so see, Arthur's mob has to take out the Kings mob ... get it?
The times we live in are strange that viewers of the future will look back and wonder how IMDb members found the time to contribute reviews during an era of chaos when sane people should have been building underground shelters and waiting for the radiation and chemtrails to kill us all? Against this backdrop why should it surprise ANYONE that Guy Ritchie, king of the mob film, decided to give his unique spin to the greatest single tale ever to come out of England, the story of the King.
And, if you follow this logic, why should it further surprise anyone that this odd version of the story seems a cross between Arthur, Robin Hood, and the story of the Cray Brothers?
For those who care -- a progressively smaller group from year to year --- heed this well, varlets:
1. Best Arthur movie, Excalibur 1981.
2. Best modern twist: The Forever King 1993, an astonishing book not yet made into a movie (hint hint)
3. Best runner-up: the Merlin TV series which had moments of brilliance.
Take a hit show produced by one of the most successful and powerful men in Hollywood, generate four seasons that are almost perfect, and then in the fifth season simply .... lose your s**t. And you have a lesson in Hubris.
Without S05 Fringe could have been one of the top 10 series ever. Now every review or blog I write always contains the caution STOP AT THE END OF S04.
S05 is so awful (with each episode getting progressively worse) that if you were not already a fan and you started here, you would never become a fan.
Want to see the RIGHT way to close out a series - watch the last season of Banshee.
Fargo the movie in 1996 seems to have heralded a seachange in TV generally. Most shows today, the real hits, do not follow the old fashioned linear narratives (think CSI) and moreover tend to have liberal amounts of absurdity built in.
Fargo the series has been one of the most successful efforts at balancing the narrative and absurdity to great effect.
Season 3 Fargo was showing signs of losing some of the zing. Not really a criticism, really just the observation that maintaining the level of quality of Fargo S01 is almost impossible.
Then comes this amazing episode out of nowhere. This single episode with its flashbacks in time and change of locale is better than many iconic films.

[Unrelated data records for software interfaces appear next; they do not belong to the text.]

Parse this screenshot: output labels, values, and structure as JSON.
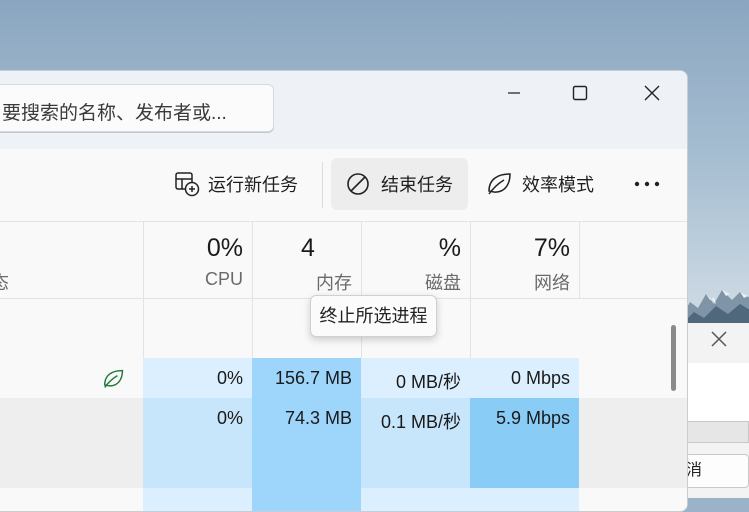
{
  "search": {
    "placeholder": "要搜索的名称、发布者或..."
  },
  "toolbar": {
    "run_new_task": "运行新任务",
    "end_task": "结束任务",
    "efficiency_mode": "效率模式",
    "more_icon": "more-horizontal-icon"
  },
  "tooltip": {
    "text": "终止所选进程"
  },
  "columns": {
    "status_label": "态",
    "cpu": {
      "percent": "0%",
      "name": "CPU"
    },
    "memory": {
      "percent": "4",
      "name": "内存"
    },
    "disk": {
      "percent": "%",
      "name": "磁盘"
    },
    "network": {
      "percent": "7%",
      "name": "网络"
    }
  },
  "rows": [
    {
      "cpu": "0%",
      "memory": "156.7 MB",
      "disk": "0 MB/秒",
      "network": "0 Mbps",
      "efficiency": true
    },
    {
      "cpu": "0%",
      "memory": "74.3 MB",
      "disk": "0.1 MB/秒",
      "network": "5.9 Mbps",
      "efficiency": false
    }
  ],
  "bg_dialog": {
    "cancel_label": "取消"
  },
  "colors": {
    "heat_light": "#dcefff",
    "heat_medium": "#c7e5fb",
    "heat_strong": "#9dd5fb",
    "heat_strongest": "#89cdf7",
    "leaf_green": "#1e7a3a"
  }
}
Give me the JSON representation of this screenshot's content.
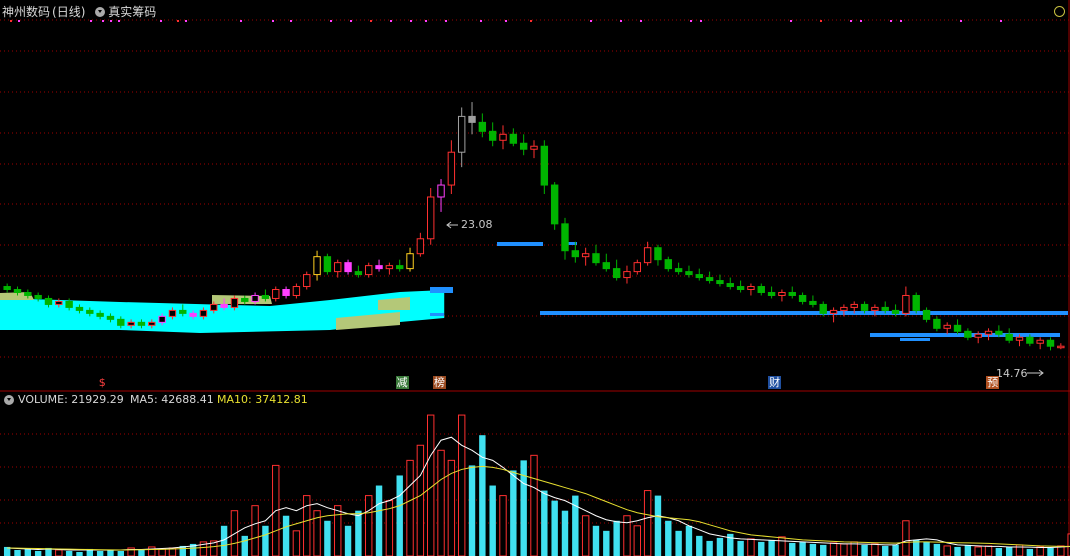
{
  "header": {
    "stock_name": "神州数码",
    "period": "(日线)",
    "indicator_name": "真实筹码"
  },
  "volume_panel": {
    "label": "VOLUME:",
    "volume_value": "21929.29",
    "ma5_label": "MA5:",
    "ma5_value": "42688.41",
    "ma10_label": "MA10:",
    "ma10_value": "37412.81"
  },
  "annotations": {
    "high_price": "23.08",
    "low_price": "14.76",
    "events": [
      {
        "text": "$",
        "color": "#ff4040",
        "bg": "#000000",
        "pos": 0.09
      },
      {
        "text": "减",
        "color": "#ffffff",
        "bg": "#3a7a3a",
        "pos": 0.37
      },
      {
        "text": "榜",
        "color": "#ffffff",
        "bg": "#9a4a20",
        "pos": 0.405
      },
      {
        "text": "财",
        "color": "#ffffff",
        "bg": "#2050a0",
        "pos": 0.72
      },
      {
        "text": "预",
        "color": "#ffffff",
        "bg": "#b05020",
        "pos": 0.925
      }
    ]
  },
  "colors": {
    "up": "#ff3030",
    "down": "#00b400",
    "cyan_band": "#00ffff",
    "khaki_band": "#b4c878",
    "blue_chips": "#2090ff",
    "magenta": "#ff40ff",
    "yellow_ma": "#e8e030",
    "white_ma": "#ffffff",
    "vol_down": "#40e0f0",
    "grid": "#a00000"
  },
  "chart_data": {
    "type": "candlestick",
    "title": "神州数码 (日线)",
    "ylim": [
      13.5,
      26.5
    ],
    "price_candles": [
      [
        16.9,
        17.0,
        16.7,
        16.8
      ],
      [
        16.8,
        16.9,
        16.6,
        16.7
      ],
      [
        16.7,
        16.8,
        16.5,
        16.6
      ],
      [
        16.6,
        16.7,
        16.4,
        16.5
      ],
      [
        16.5,
        16.6,
        16.2,
        16.3
      ],
      [
        16.3,
        16.5,
        16.2,
        16.4
      ],
      [
        16.4,
        16.5,
        16.1,
        16.2
      ],
      [
        16.2,
        16.3,
        16.0,
        16.1
      ],
      [
        16.1,
        16.2,
        15.9,
        16.0
      ],
      [
        16.0,
        16.1,
        15.8,
        15.9
      ],
      [
        15.9,
        16.0,
        15.7,
        15.8
      ],
      [
        15.8,
        15.9,
        15.5,
        15.6
      ],
      [
        15.6,
        15.8,
        15.5,
        15.7
      ],
      [
        15.7,
        15.8,
        15.5,
        15.6
      ],
      [
        15.6,
        15.8,
        15.5,
        15.7
      ],
      [
        15.7,
        16.0,
        15.6,
        15.9
      ],
      [
        15.9,
        16.2,
        15.8,
        16.1
      ],
      [
        16.1,
        16.3,
        15.9,
        16.0
      ],
      [
        16.0,
        16.1,
        15.8,
        15.9
      ],
      [
        15.9,
        16.2,
        15.8,
        16.1
      ],
      [
        16.1,
        16.4,
        16.0,
        16.3
      ],
      [
        16.3,
        16.5,
        16.1,
        16.2
      ],
      [
        16.2,
        16.6,
        16.1,
        16.5
      ],
      [
        16.5,
        16.6,
        16.3,
        16.4
      ],
      [
        16.4,
        16.7,
        16.3,
        16.6
      ],
      [
        16.6,
        16.8,
        16.4,
        16.5
      ],
      [
        16.5,
        16.9,
        16.4,
        16.8
      ],
      [
        16.8,
        16.9,
        16.5,
        16.6
      ],
      [
        16.6,
        17.0,
        16.5,
        16.9
      ],
      [
        16.9,
        17.4,
        16.8,
        17.3
      ],
      [
        17.3,
        18.1,
        17.1,
        17.9
      ],
      [
        17.9,
        18.0,
        17.3,
        17.4
      ],
      [
        17.4,
        17.8,
        17.2,
        17.7
      ],
      [
        17.7,
        17.8,
        17.3,
        17.4
      ],
      [
        17.4,
        17.6,
        17.2,
        17.3
      ],
      [
        17.3,
        17.7,
        17.2,
        17.6
      ],
      [
        17.6,
        17.8,
        17.4,
        17.5
      ],
      [
        17.5,
        17.7,
        17.3,
        17.6
      ],
      [
        17.6,
        17.8,
        17.4,
        17.5
      ],
      [
        17.5,
        18.2,
        17.4,
        18.0
      ],
      [
        18.0,
        18.7,
        17.9,
        18.5
      ],
      [
        18.5,
        20.2,
        18.3,
        19.9
      ],
      [
        19.9,
        20.5,
        19.4,
        20.3
      ],
      [
        20.3,
        21.8,
        20.0,
        21.4
      ],
      [
        21.4,
        22.9,
        20.9,
        22.6
      ],
      [
        22.6,
        23.08,
        22.0,
        22.4
      ],
      [
        22.4,
        22.7,
        21.9,
        22.1
      ],
      [
        22.1,
        22.4,
        21.6,
        21.8
      ],
      [
        21.8,
        22.3,
        21.5,
        22.0
      ],
      [
        22.0,
        22.2,
        21.6,
        21.7
      ],
      [
        21.7,
        22.0,
        21.3,
        21.5
      ],
      [
        21.5,
        21.8,
        21.2,
        21.6
      ],
      [
        21.6,
        21.8,
        20.0,
        20.3
      ],
      [
        20.3,
        20.4,
        18.8,
        19.0
      ],
      [
        19.0,
        19.2,
        17.8,
        18.1
      ],
      [
        18.1,
        18.4,
        17.7,
        17.9
      ],
      [
        17.9,
        18.2,
        17.6,
        18.0
      ],
      [
        18.0,
        18.3,
        17.6,
        17.7
      ],
      [
        17.7,
        18.0,
        17.4,
        17.5
      ],
      [
        17.5,
        17.8,
        17.1,
        17.2
      ],
      [
        17.2,
        17.6,
        17.0,
        17.4
      ],
      [
        17.4,
        17.8,
        17.3,
        17.7
      ],
      [
        17.7,
        18.4,
        17.6,
        18.2
      ],
      [
        18.2,
        18.3,
        17.6,
        17.8
      ],
      [
        17.8,
        17.9,
        17.4,
        17.5
      ],
      [
        17.5,
        17.7,
        17.3,
        17.4
      ],
      [
        17.4,
        17.6,
        17.2,
        17.3
      ],
      [
        17.3,
        17.5,
        17.1,
        17.2
      ],
      [
        17.2,
        17.4,
        17.0,
        17.1
      ],
      [
        17.1,
        17.3,
        16.9,
        17.0
      ],
      [
        17.0,
        17.2,
        16.8,
        16.9
      ],
      [
        16.9,
        17.1,
        16.7,
        16.8
      ],
      [
        16.8,
        17.0,
        16.6,
        16.9
      ],
      [
        16.9,
        17.0,
        16.6,
        16.7
      ],
      [
        16.7,
        16.9,
        16.5,
        16.6
      ],
      [
        16.6,
        16.8,
        16.4,
        16.7
      ],
      [
        16.7,
        16.9,
        16.5,
        16.6
      ],
      [
        16.6,
        16.7,
        16.3,
        16.4
      ],
      [
        16.4,
        16.6,
        16.2,
        16.3
      ],
      [
        16.3,
        16.4,
        15.9,
        16.0
      ],
      [
        16.0,
        16.2,
        15.7,
        16.1
      ],
      [
        16.1,
        16.3,
        15.9,
        16.2
      ],
      [
        16.2,
        16.4,
        16.0,
        16.3
      ],
      [
        16.3,
        16.4,
        16.0,
        16.1
      ],
      [
        16.1,
        16.3,
        15.9,
        16.2
      ],
      [
        16.2,
        16.4,
        16.0,
        16.1
      ],
      [
        16.1,
        16.3,
        15.9,
        16.0
      ],
      [
        16.0,
        16.9,
        15.9,
        16.6
      ],
      [
        16.6,
        16.7,
        16.0,
        16.1
      ],
      [
        16.1,
        16.2,
        15.7,
        15.8
      ],
      [
        15.8,
        15.9,
        15.4,
        15.5
      ],
      [
        15.5,
        15.7,
        15.3,
        15.6
      ],
      [
        15.6,
        15.8,
        15.3,
        15.4
      ],
      [
        15.4,
        15.5,
        15.1,
        15.2
      ],
      [
        15.2,
        15.4,
        15.0,
        15.3
      ],
      [
        15.3,
        15.5,
        15.1,
        15.4
      ],
      [
        15.4,
        15.6,
        15.2,
        15.3
      ],
      [
        15.3,
        15.5,
        15.0,
        15.1
      ],
      [
        15.1,
        15.3,
        14.9,
        15.2
      ],
      [
        15.2,
        15.3,
        14.9,
        15.0
      ],
      [
        15.0,
        15.2,
        14.8,
        15.1
      ],
      [
        15.1,
        15.2,
        14.76,
        14.9
      ],
      [
        14.9,
        15.0,
        14.8,
        14.9
      ]
    ],
    "volume": [
      9000,
      6000,
      7000,
      5000,
      8000,
      6000,
      5000,
      4000,
      7000,
      5000,
      6000,
      5000,
      8000,
      6000,
      9000,
      7000,
      8000,
      10000,
      12000,
      14000,
      15000,
      30000,
      45000,
      20000,
      50000,
      30000,
      90000,
      40000,
      25000,
      60000,
      45000,
      35000,
      50000,
      30000,
      45000,
      60000,
      70000,
      55000,
      80000,
      95000,
      110000,
      140000,
      105000,
      95000,
      140000,
      90000,
      120000,
      70000,
      60000,
      85000,
      95000,
      100000,
      65000,
      55000,
      45000,
      60000,
      40000,
      30000,
      25000,
      35000,
      40000,
      30000,
      65000,
      60000,
      35000,
      25000,
      30000,
      20000,
      15000,
      18000,
      22000,
      15000,
      17000,
      14000,
      16000,
      19000,
      13000,
      14000,
      12000,
      11000,
      13000,
      12000,
      14000,
      11000,
      12000,
      10000,
      11000,
      35000,
      16000,
      14000,
      12000,
      10000,
      9000,
      11000,
      9000,
      10000,
      8000,
      9000,
      11000,
      7000,
      9000,
      8000,
      10000,
      21929
    ],
    "ma5": [
      8000,
      7500,
      7000,
      6500,
      7000,
      6500,
      6000,
      6000,
      6000,
      6000,
      5800,
      6000,
      6500,
      6500,
      7000,
      7500,
      8000,
      9000,
      10000,
      11500,
      13000,
      16000,
      22000,
      28000,
      32000,
      35000,
      45000,
      48000,
      45000,
      50000,
      52000,
      48000,
      45000,
      42000,
      40000,
      45000,
      52000,
      55000,
      60000,
      70000,
      80000,
      100000,
      115000,
      118000,
      110000,
      105000,
      98000,
      95000,
      88000,
      80000,
      72000,
      68000,
      62000,
      58000,
      55000,
      50000,
      45000,
      40000,
      36000,
      34000,
      33000,
      35000,
      38000,
      40000,
      38000,
      35000,
      30000,
      26000,
      22000,
      20000,
      18000,
      17000,
      16500,
      16000,
      15500,
      15000,
      14500,
      14000,
      13500,
      13000,
      12500,
      12000,
      12000,
      11800,
      11500,
      11000,
      11000,
      15000,
      16000,
      17000,
      16000,
      13000,
      11000,
      10500,
      10000,
      9500,
      9500,
      9000,
      9000,
      8800,
      8500,
      8500,
      9000,
      9500
    ],
    "ma10": [
      8000,
      7800,
      7600,
      7400,
      7200,
      7000,
      6800,
      6600,
      6400,
      6200,
      6100,
      6000,
      6100,
      6200,
      6400,
      6600,
      6900,
      7300,
      7800,
      8500,
      9300,
      10500,
      12500,
      15000,
      18000,
      21000,
      25000,
      29000,
      32000,
      35000,
      38000,
      40000,
      41000,
      42000,
      42000,
      43000,
      45000,
      47000,
      50000,
      55000,
      60000,
      68000,
      76000,
      82000,
      86000,
      88000,
      89000,
      88000,
      86000,
      83000,
      80000,
      77000,
      74000,
      71000,
      68000,
      65000,
      62000,
      58000,
      54000,
      50000,
      46000,
      43000,
      41000,
      39000,
      38000,
      37000,
      36000,
      34000,
      31000,
      28000,
      25000,
      23000,
      21000,
      20000,
      19000,
      18000,
      17000,
      16000,
      15500,
      15000,
      14500,
      14000,
      13800,
      13500,
      13200,
      13000,
      12800,
      13500,
      14000,
      14000,
      13800,
      13500,
      13200,
      13000,
      12800,
      12500,
      12000,
      11500,
      11000,
      10500,
      10000,
      9800,
      9600,
      9500
    ],
    "y_volume_max": 150000
  }
}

It is for example better than, yet similar to, Chinatown.
Carrie Coon is amazing. The entire episode is amazing.
Costner was just coming to the end of an extraordinary run where he was so popular with audiences that he was even playing parts which, with hindsight, were way beyond his range. (Like for example Robin Hood.) Here he was both in front of the camera and behind it. And doing great work in each position.

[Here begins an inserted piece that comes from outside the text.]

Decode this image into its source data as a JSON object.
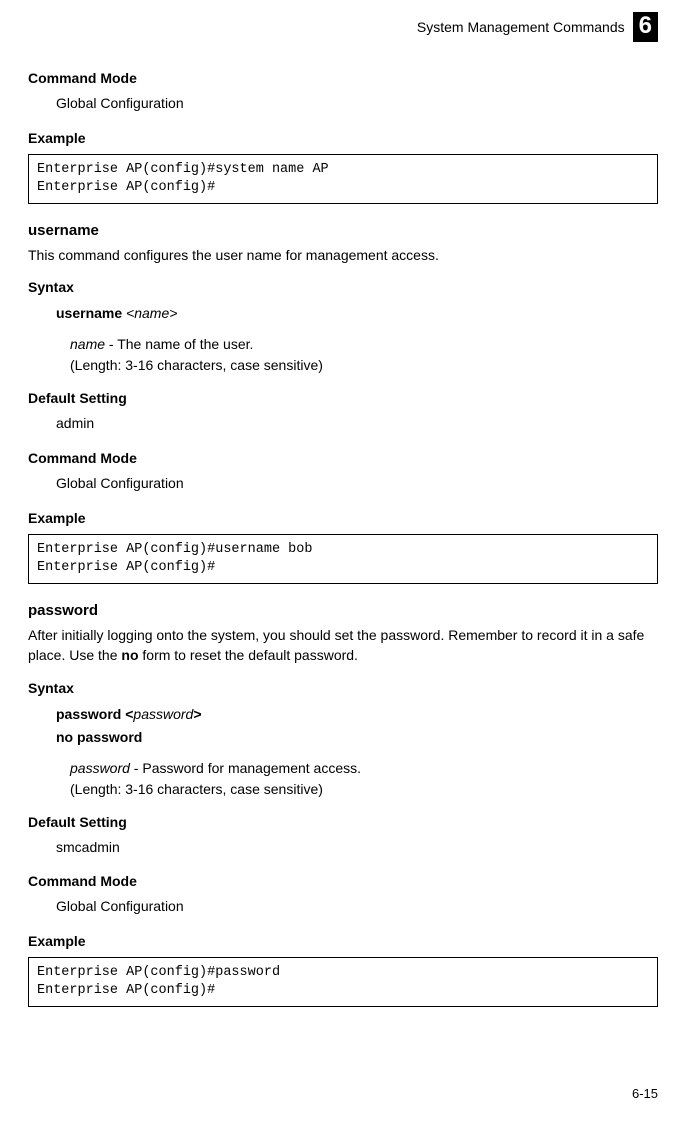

Duvall had been working in films since the 1950s and was still carving out his legacy with extraordinary roles like this one.
And Bening also was reaching the stage in her career where she would no longer solely provide the "love interest" for an entire film.

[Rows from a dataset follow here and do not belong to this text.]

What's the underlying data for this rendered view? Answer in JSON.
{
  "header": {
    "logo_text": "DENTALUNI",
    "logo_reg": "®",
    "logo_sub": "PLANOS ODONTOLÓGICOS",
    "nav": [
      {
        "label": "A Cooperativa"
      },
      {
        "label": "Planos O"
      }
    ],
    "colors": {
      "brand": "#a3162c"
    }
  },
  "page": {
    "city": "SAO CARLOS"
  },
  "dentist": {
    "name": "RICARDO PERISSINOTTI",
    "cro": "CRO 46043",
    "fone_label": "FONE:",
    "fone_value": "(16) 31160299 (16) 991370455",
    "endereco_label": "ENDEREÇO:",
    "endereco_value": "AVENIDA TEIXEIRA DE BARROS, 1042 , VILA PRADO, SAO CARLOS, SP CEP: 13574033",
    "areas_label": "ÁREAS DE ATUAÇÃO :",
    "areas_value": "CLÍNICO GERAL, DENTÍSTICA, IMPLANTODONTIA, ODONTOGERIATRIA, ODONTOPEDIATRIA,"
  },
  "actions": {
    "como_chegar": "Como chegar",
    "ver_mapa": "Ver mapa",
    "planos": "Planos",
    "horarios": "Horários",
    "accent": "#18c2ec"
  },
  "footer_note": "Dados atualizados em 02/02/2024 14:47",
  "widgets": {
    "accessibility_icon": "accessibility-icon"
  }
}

But all that was yet to come. In 2003 these actors were the peak of their craft and they picked up this film and carried it to the finish line.
The script is to die for. The sub-texts of loyalty, secrecy among men, and respect for your employer are rare, and to be treasured. The revenge theme is wonderful and deeply nuanced. The chocolate bar scene is unforgettable.